In many South –Asian societies, there is a specific image of beauty. Beauty is still pretty much in the eyes of the beholder, except that it is a coloured perception (pun intended). A lighter skin tone is the first requirement for anybody, irrespective of gender, to be considered good looking. The colourism is so extensive that even the paintings of Indian Gods are light skinned.

We internalise this prejudice from a very young age, especially through media. The ‘beautiful’ women in matrimonial ads, movies, soaps are invariably light-skinned, reaffirming that ‘white is beautiful’. Give a child a colouring book and she will reach out to a peach crayon (often offensively labelled as skin- colour) to paint the princess.

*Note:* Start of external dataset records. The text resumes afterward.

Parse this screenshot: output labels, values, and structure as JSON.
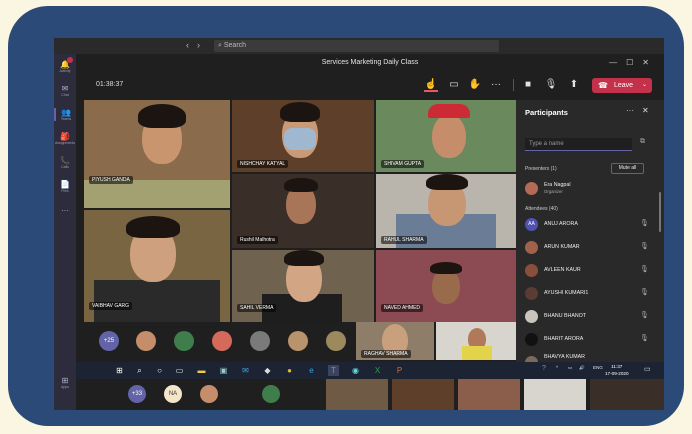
{
  "search": {
    "placeholder": "Search"
  },
  "nav": {
    "back": "‹",
    "forward": "›"
  },
  "window": {
    "title": "Services Marketing Daily Class",
    "minimize": "—",
    "maximize": "☐",
    "close": "✕"
  },
  "rail": {
    "items": [
      {
        "icon": "bell-icon",
        "glyph": "🔔",
        "label": "Activity"
      },
      {
        "icon": "chat-icon",
        "glyph": "✉",
        "label": "Chat"
      },
      {
        "icon": "teams-icon",
        "glyph": "👥",
        "label": "Teams"
      },
      {
        "icon": "assignments-icon",
        "glyph": "🎒",
        "label": "Assignments"
      },
      {
        "icon": "calls-icon",
        "glyph": "📞",
        "label": "Calls"
      },
      {
        "icon": "files-icon",
        "glyph": "📄",
        "label": "Files"
      },
      {
        "icon": "more-icon",
        "glyph": "···",
        "label": ""
      },
      {
        "icon": "apps-icon",
        "glyph": "⊞",
        "label": "Apps"
      }
    ]
  },
  "meeting": {
    "timer": "01:38:37",
    "leave_label": "Leave",
    "phone_glyph": "☎",
    "dropdown_glyph": "⌄"
  },
  "toolbar_icons": [
    {
      "name": "participants-icon",
      "glyph": "☝"
    },
    {
      "name": "chat-icon",
      "glyph": "▭"
    },
    {
      "name": "raise-hand-icon",
      "glyph": "✋"
    },
    {
      "name": "more-actions-icon",
      "glyph": "···"
    },
    {
      "name": "camera-icon",
      "glyph": "■"
    },
    {
      "name": "mic-icon",
      "glyph": "🎙"
    },
    {
      "name": "share-screen-icon",
      "glyph": "⬆"
    }
  ],
  "tiles": [
    {
      "name": "PIYUSH GANDA"
    },
    {
      "name": "NISHCHAY KATYAL"
    },
    {
      "name": "SHIVAM GUPTA"
    },
    {
      "name": "Rushil Malhotra"
    },
    {
      "name": "RAHUL SHARMA"
    },
    {
      "name": "VAIBHAV GARG"
    },
    {
      "name": "SAHIL VERMA"
    },
    {
      "name": "NAVED AHMED"
    },
    {
      "name": "RAGHAV SHARMA"
    }
  ],
  "strip": {
    "overflow_count": "+25"
  },
  "participants": {
    "title": "Participants",
    "more_glyph": "···",
    "close_glyph": "✕",
    "search_placeholder": "Type a name",
    "share_glyph": "⧉",
    "presenters_label": "Presenters (1)",
    "mute_all_label": "Mute all",
    "organizer": {
      "name": "Era Nagpal",
      "role": "Organizer"
    },
    "attendees_label": "Attendees (40)",
    "attendees": [
      {
        "name": "ANUJ ARORA",
        "initials": "AA"
      },
      {
        "name": "ARUN KUMAR",
        "initials": ""
      },
      {
        "name": "AVLEEN KAUR",
        "initials": ""
      },
      {
        "name": "AYUSHI KUMARI1",
        "initials": ""
      },
      {
        "name": "BHANU BHANOT",
        "initials": ""
      },
      {
        "name": "BHARIT ARORA",
        "initials": ""
      },
      {
        "name": "BHAVYA KUMAR",
        "initials": ""
      }
    ],
    "mic_glyph": "🎙"
  },
  "taskbar": {
    "search_glyph": "⌕",
    "language": "ENG",
    "time": "11:37",
    "date": "17-09-2020",
    "chevron": "^",
    "volume": "🔊",
    "notification": "▭"
  },
  "bottom_strip": {
    "overflow_count": "+33",
    "initials": "NA"
  }
}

The association of the binary light/dark with beautiful/ugly and good/evil does much damage to collective psyche and the confidence of a community. The associations was first made with the arrival of the Mughals and later extensively reinforced during colonisation. Light-skin was matched to power, superiority and civilised behaviour. This association continued even after Independence with the onset of globalisation, which is simply a euphemism for a movement reinforcing Euro-centric ideas. Consequently, beauty standards in India became more westernised, pairing light-skin with red lips and a deceptively slim waist.

Colourism plays an important role in India’s ‘marriage market’. The extreme emphasis on light-skinned brides shatters the confidence and self-image of women at large, who in turn might even seek medical intervention to alter their bodies. Colourism has also integrated in to class and caste system. A prevalent social perception is that the economically weaker section is dark-skinned and are discriminated against in terms of opportunities and access to educational resources.

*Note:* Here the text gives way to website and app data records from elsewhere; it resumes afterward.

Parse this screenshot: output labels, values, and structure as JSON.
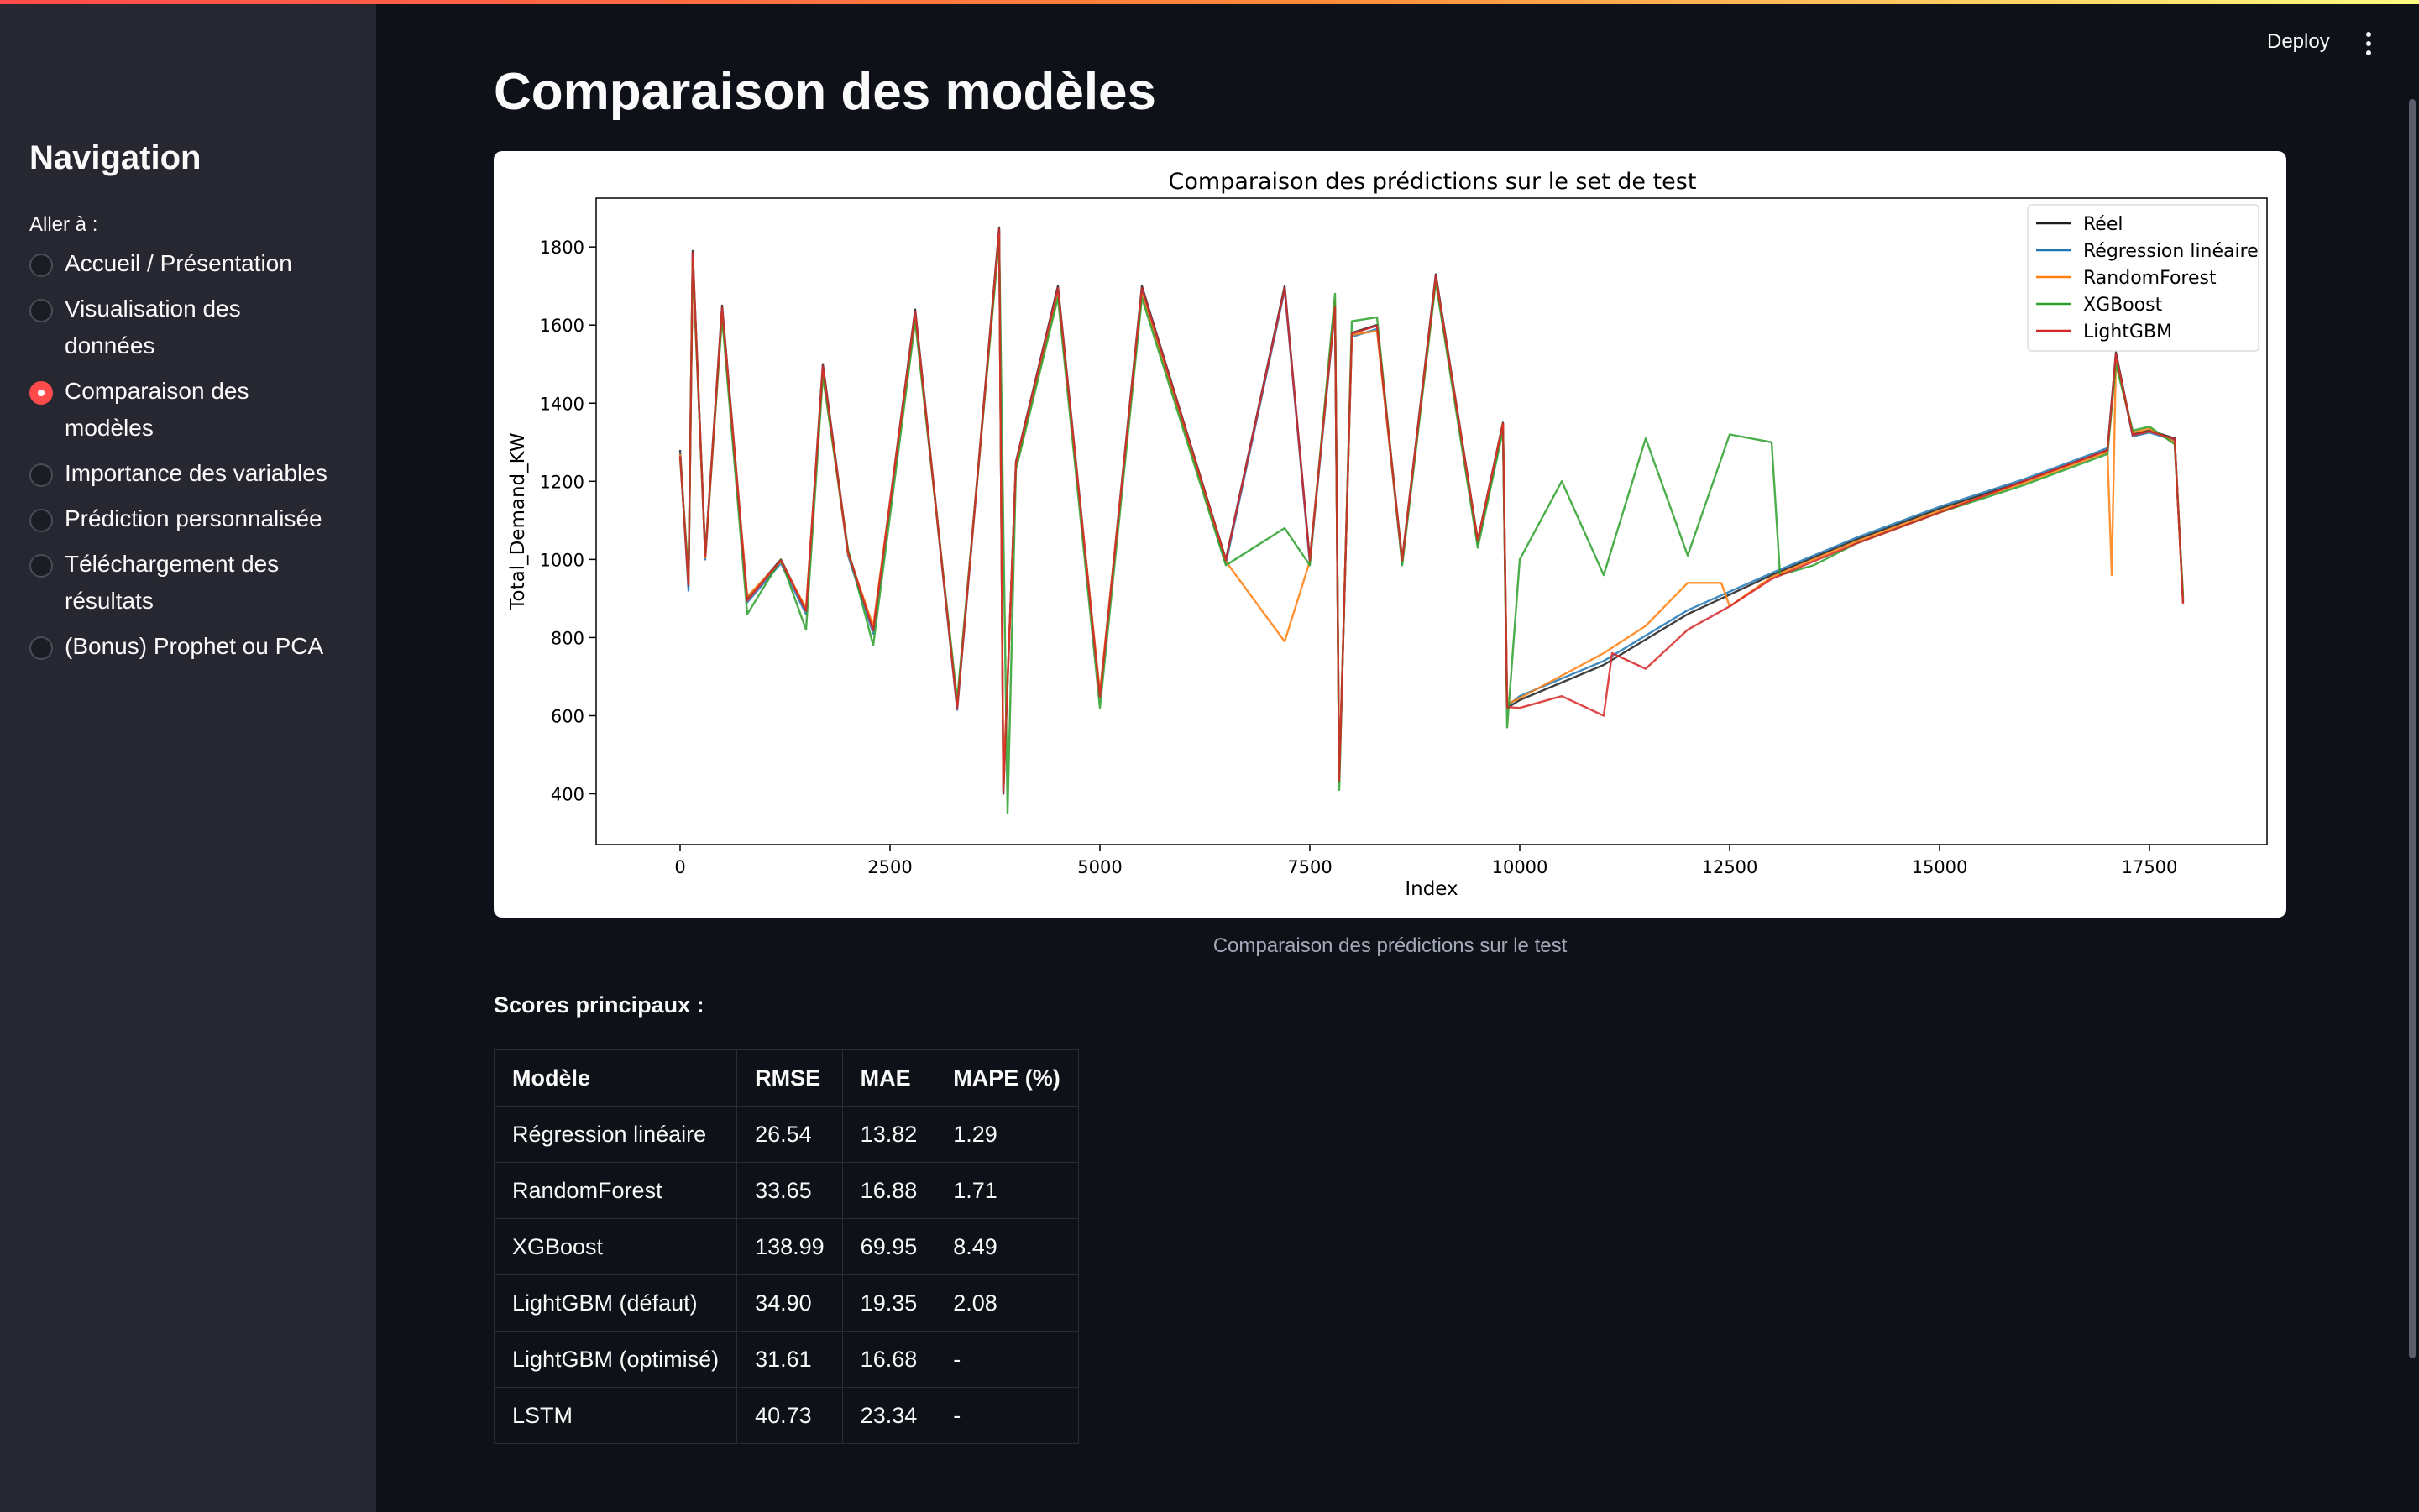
{
  "sidebar": {
    "title": "Navigation",
    "goto_label": "Aller à :",
    "items": [
      {
        "label": "Accueil / Présentation",
        "checked": false
      },
      {
        "label": "Visualisation des données",
        "checked": false
      },
      {
        "label": "Comparaison des modèles",
        "checked": true
      },
      {
        "label": "Importance des variables",
        "checked": false
      },
      {
        "label": "Prédiction personnalisée",
        "checked": false
      },
      {
        "label": "Téléchargement des résultats",
        "checked": false
      },
      {
        "label": "(Bonus) Prophet ou PCA",
        "checked": false
      }
    ]
  },
  "header": {
    "deploy_label": "Deploy",
    "menu_icon": "kebab-menu-icon"
  },
  "main": {
    "title": "Comparaison des modèles",
    "chart_caption": "Comparaison des prédictions sur le test",
    "scores_heading": "Scores principaux :",
    "table": {
      "headers": [
        "Modèle",
        "RMSE",
        "MAE",
        "MAPE (%)"
      ],
      "rows": [
        [
          "Régression linéaire",
          "26.54",
          "13.82",
          "1.29"
        ],
        [
          "RandomForest",
          "33.65",
          "16.88",
          "1.71"
        ],
        [
          "XGBoost",
          "138.99",
          "69.95",
          "8.49"
        ],
        [
          "LightGBM (défaut)",
          "34.90",
          "19.35",
          "2.08"
        ],
        [
          "LightGBM (optimisé)",
          "31.61",
          "16.68",
          "-"
        ],
        [
          "LSTM",
          "40.73",
          "23.34",
          "-"
        ]
      ]
    }
  },
  "colors": {
    "accent": "#ff4b4b",
    "background": "#0e1117",
    "sidebar": "#262730"
  },
  "chart_data": {
    "type": "line",
    "title": "Comparaison des prédictions sur le set de test",
    "xlabel": "Index",
    "ylabel": "Total_Demand_KW",
    "xlim": [
      -1000,
      18900
    ],
    "ylim": [
      270,
      1925
    ],
    "xticks": [
      0,
      2500,
      5000,
      7500,
      10000,
      12500,
      15000,
      17500
    ],
    "yticks": [
      400,
      600,
      800,
      1000,
      1200,
      1400,
      1600,
      1800
    ],
    "legend_position": "top-right",
    "series": [
      {
        "name": "Réel",
        "color": "#1f1f1f",
        "points": [
          [
            0,
            1280
          ],
          [
            100,
            930
          ],
          [
            150,
            1790
          ],
          [
            300,
            1010
          ],
          [
            500,
            1650
          ],
          [
            800,
            900
          ],
          [
            1200,
            1000
          ],
          [
            1500,
            870
          ],
          [
            1700,
            1500
          ],
          [
            2000,
            1020
          ],
          [
            2300,
            820
          ],
          [
            2800,
            1640
          ],
          [
            3300,
            620
          ],
          [
            3800,
            1850
          ],
          [
            3850,
            400
          ],
          [
            4000,
            1250
          ],
          [
            4500,
            1700
          ],
          [
            5000,
            650
          ],
          [
            5500,
            1700
          ],
          [
            6500,
            1000
          ],
          [
            7200,
            1700
          ],
          [
            7500,
            1000
          ],
          [
            7800,
            1650
          ],
          [
            7850,
            430
          ],
          [
            8000,
            1580
          ],
          [
            8300,
            1600
          ],
          [
            8600,
            1000
          ],
          [
            9000,
            1730
          ],
          [
            9500,
            1050
          ],
          [
            9800,
            1350
          ],
          [
            9850,
            620
          ],
          [
            10000,
            640
          ],
          [
            11000,
            730
          ],
          [
            12000,
            860
          ],
          [
            13000,
            960
          ],
          [
            14000,
            1050
          ],
          [
            15000,
            1130
          ],
          [
            16000,
            1200
          ],
          [
            17000,
            1280
          ],
          [
            17100,
            1530
          ],
          [
            17300,
            1320
          ],
          [
            17500,
            1330
          ],
          [
            17800,
            1310
          ],
          [
            17900,
            890
          ]
        ]
      },
      {
        "name": "Régression linéaire",
        "color": "#1f77b4",
        "points": [
          [
            0,
            1275
          ],
          [
            100,
            920
          ],
          [
            150,
            1780
          ],
          [
            300,
            1000
          ],
          [
            500,
            1640
          ],
          [
            800,
            890
          ],
          [
            1200,
            990
          ],
          [
            1500,
            860
          ],
          [
            1700,
            1490
          ],
          [
            2000,
            1010
          ],
          [
            2300,
            810
          ],
          [
            2800,
            1630
          ],
          [
            3300,
            615
          ],
          [
            3800,
            1840
          ],
          [
            3850,
            410
          ],
          [
            4000,
            1245
          ],
          [
            4500,
            1690
          ],
          [
            5000,
            655
          ],
          [
            5500,
            1690
          ],
          [
            6500,
            990
          ],
          [
            7200,
            1690
          ],
          [
            7500,
            990
          ],
          [
            7800,
            1640
          ],
          [
            7850,
            440
          ],
          [
            8000,
            1570
          ],
          [
            8300,
            1590
          ],
          [
            8600,
            990
          ],
          [
            9000,
            1720
          ],
          [
            9500,
            1040
          ],
          [
            9800,
            1340
          ],
          [
            9850,
            625
          ],
          [
            10000,
            650
          ],
          [
            11000,
            740
          ],
          [
            12000,
            870
          ],
          [
            13000,
            965
          ],
          [
            14000,
            1055
          ],
          [
            15000,
            1135
          ],
          [
            16000,
            1205
          ],
          [
            17000,
            1285
          ],
          [
            17100,
            1520
          ],
          [
            17300,
            1315
          ],
          [
            17500,
            1325
          ],
          [
            17800,
            1305
          ],
          [
            17900,
            895
          ]
        ]
      },
      {
        "name": "RandomForest",
        "color": "#ff7f0e",
        "points": [
          [
            0,
            1270
          ],
          [
            100,
            940
          ],
          [
            150,
            1770
          ],
          [
            300,
            1005
          ],
          [
            500,
            1630
          ],
          [
            800,
            905
          ],
          [
            1200,
            995
          ],
          [
            1500,
            875
          ],
          [
            1700,
            1480
          ],
          [
            2000,
            1015
          ],
          [
            2300,
            830
          ],
          [
            2800,
            1620
          ],
          [
            3300,
            630
          ],
          [
            3800,
            1830
          ],
          [
            3850,
            420
          ],
          [
            4000,
            1240
          ],
          [
            4500,
            1680
          ],
          [
            5000,
            660
          ],
          [
            5500,
            1680
          ],
          [
            6500,
            995
          ],
          [
            7200,
            790
          ],
          [
            7500,
            995
          ],
          [
            7800,
            1660
          ],
          [
            7850,
            440
          ],
          [
            8000,
            1575
          ],
          [
            8300,
            1585
          ],
          [
            8600,
            995
          ],
          [
            9000,
            1715
          ],
          [
            9500,
            1045
          ],
          [
            9800,
            1345
          ],
          [
            9850,
            630
          ],
          [
            10000,
            645
          ],
          [
            11000,
            760
          ],
          [
            11500,
            830
          ],
          [
            12000,
            940
          ],
          [
            12400,
            940
          ],
          [
            12500,
            880
          ],
          [
            13000,
            955
          ],
          [
            14000,
            1045
          ],
          [
            15000,
            1125
          ],
          [
            16000,
            1195
          ],
          [
            17000,
            1275
          ],
          [
            17050,
            960
          ],
          [
            17100,
            1510
          ],
          [
            17300,
            1325
          ],
          [
            17500,
            1335
          ],
          [
            17800,
            1300
          ],
          [
            17900,
            900
          ]
        ]
      },
      {
        "name": "XGBoost",
        "color": "#2ca02c",
        "points": [
          [
            0,
            1260
          ],
          [
            100,
            960
          ],
          [
            150,
            1760
          ],
          [
            300,
            1015
          ],
          [
            500,
            1620
          ],
          [
            800,
            860
          ],
          [
            1200,
            1000
          ],
          [
            1500,
            820
          ],
          [
            1700,
            1470
          ],
          [
            2000,
            1025
          ],
          [
            2300,
            780
          ],
          [
            2800,
            1610
          ],
          [
            3300,
            640
          ],
          [
            3800,
            1820
          ],
          [
            3900,
            350
          ],
          [
            4000,
            1230
          ],
          [
            4500,
            1670
          ],
          [
            5000,
            620
          ],
          [
            5500,
            1670
          ],
          [
            6500,
            985
          ],
          [
            7200,
            1080
          ],
          [
            7500,
            985
          ],
          [
            7800,
            1680
          ],
          [
            7850,
            410
          ],
          [
            8000,
            1610
          ],
          [
            8300,
            1620
          ],
          [
            8600,
            985
          ],
          [
            9000,
            1710
          ],
          [
            9500,
            1030
          ],
          [
            9800,
            1330
          ],
          [
            9850,
            570
          ],
          [
            10000,
            1000
          ],
          [
            10500,
            1200
          ],
          [
            11000,
            960
          ],
          [
            11500,
            1310
          ],
          [
            12000,
            1010
          ],
          [
            12500,
            1320
          ],
          [
            13000,
            1300
          ],
          [
            13100,
            960
          ],
          [
            13500,
            985
          ],
          [
            14000,
            1040
          ],
          [
            15000,
            1120
          ],
          [
            16000,
            1190
          ],
          [
            17000,
            1270
          ],
          [
            17100,
            1500
          ],
          [
            17300,
            1330
          ],
          [
            17500,
            1340
          ],
          [
            17800,
            1295
          ],
          [
            17900,
            905
          ]
        ]
      },
      {
        "name": "LightGBM",
        "color": "#d62728",
        "points": [
          [
            0,
            1265
          ],
          [
            100,
            935
          ],
          [
            150,
            1785
          ],
          [
            300,
            1008
          ],
          [
            500,
            1645
          ],
          [
            800,
            895
          ],
          [
            1200,
            998
          ],
          [
            1500,
            868
          ],
          [
            1700,
            1495
          ],
          [
            2000,
            1018
          ],
          [
            2300,
            818
          ],
          [
            2800,
            1635
          ],
          [
            3300,
            618
          ],
          [
            3800,
            1845
          ],
          [
            3850,
            405
          ],
          [
            4000,
            1248
          ],
          [
            4500,
            1695
          ],
          [
            5000,
            648
          ],
          [
            5500,
            1695
          ],
          [
            6500,
            998
          ],
          [
            7200,
            1695
          ],
          [
            7500,
            998
          ],
          [
            7800,
            1645
          ],
          [
            7850,
            435
          ],
          [
            8000,
            1578
          ],
          [
            8300,
            1598
          ],
          [
            8600,
            998
          ],
          [
            9000,
            1725
          ],
          [
            9500,
            1048
          ],
          [
            9800,
            1348
          ],
          [
            9850,
            622
          ],
          [
            10000,
            620
          ],
          [
            10500,
            650
          ],
          [
            11000,
            600
          ],
          [
            11100,
            760
          ],
          [
            11500,
            720
          ],
          [
            12000,
            820
          ],
          [
            12500,
            880
          ],
          [
            13000,
            950
          ],
          [
            14000,
            1040
          ],
          [
            15000,
            1120
          ],
          [
            16000,
            1200
          ],
          [
            17000,
            1280
          ],
          [
            17100,
            1525
          ],
          [
            17300,
            1318
          ],
          [
            17500,
            1328
          ],
          [
            17800,
            1308
          ],
          [
            17900,
            885
          ]
        ]
      }
    ]
  }
}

It would be far-fetched to claim that such standards still hold complete authority in Indian minds. Celebrities such as Nandita Das, Priyanka Chopra and Radhika Apte have been vocal against colourism and this is slowly taking root in our collective conscious. There is a lot more discussion among people, especially the younger generation, on overthrowing colourist beauty standards. At this juncture, it is fitting to remember the renaming of the popular skin cream ‘Fair and Lovely’ to ‘Glow and Lovely’. ‘Fair’ is itself quite a twisted term. To call a light skinned person ‘fair’ suggests that people of other skin tones are ‘unfair’ (in the English sense, and thus inferior) and is an example of a hidden prejudice.

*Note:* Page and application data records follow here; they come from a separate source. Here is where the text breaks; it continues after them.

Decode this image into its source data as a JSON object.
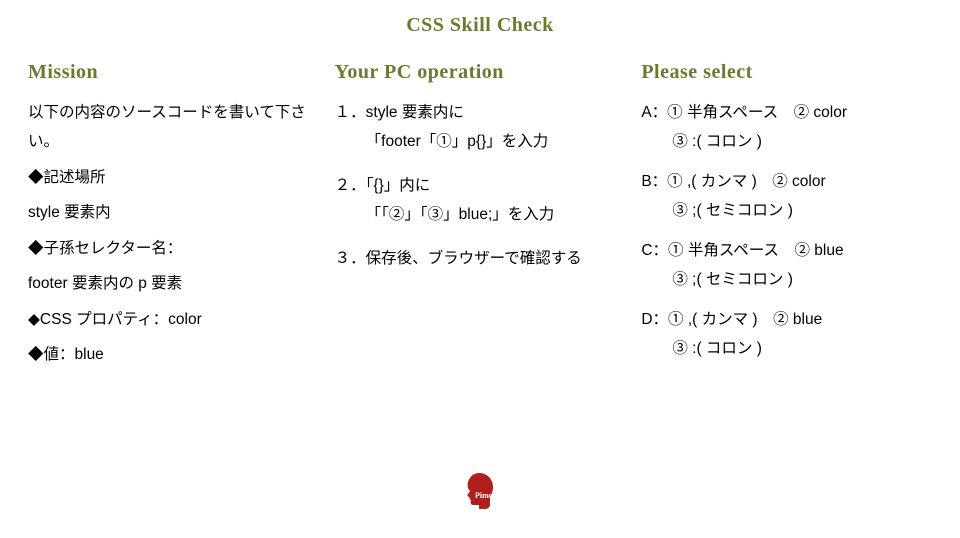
{
  "title": "CSS Skill Check",
  "mission": {
    "heading": "Mission",
    "intro": "以下の内容のソースコードを書いて下さい。",
    "loc_label": "◆記述場所",
    "loc_value": "style 要素内",
    "selector_label": "◆子孫セレクター名：",
    "selector_value": "footer 要素内の p 要素",
    "property": "◆CSS プロパティ：color",
    "value": "◆値：blue"
  },
  "operation": {
    "heading": "Your PC operation",
    "step1a": "１．style 要素内に",
    "step1b": "「footer「①」p{}」を入力",
    "step2a": "２．「{}」内に",
    "step2b": "「「②」「③」blue;」を入力",
    "step3": "３．保存後、ブラウザーで確認する"
  },
  "select": {
    "heading": "Please select",
    "A1": "A：① 半角スペース　② color",
    "A2": "③ :( コロン )",
    "B1": "B：① ,( カンマ )　② color",
    "B2": "③ ;( セミコロン )",
    "C1": "C：① 半角スペース　② blue",
    "C2": "③ ;( セミコロン )",
    "D1": "D：① ,( カンマ )　② blue",
    "D2": "③ :( コロン )"
  },
  "logo": {
    "text": "Pimc"
  }
}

Yet, as a society we have miles to travel. The discussion against colourism is limited to an exclusive population- the urban educated youth. Unless it extends to the silver screen, the papers, the large billboards on highways, children’s text books and other forms of media, a collective change in perception is hard to achieve. India has indeed begun unlearning colourism. As of now, it is only a small part of reality and not reality itself.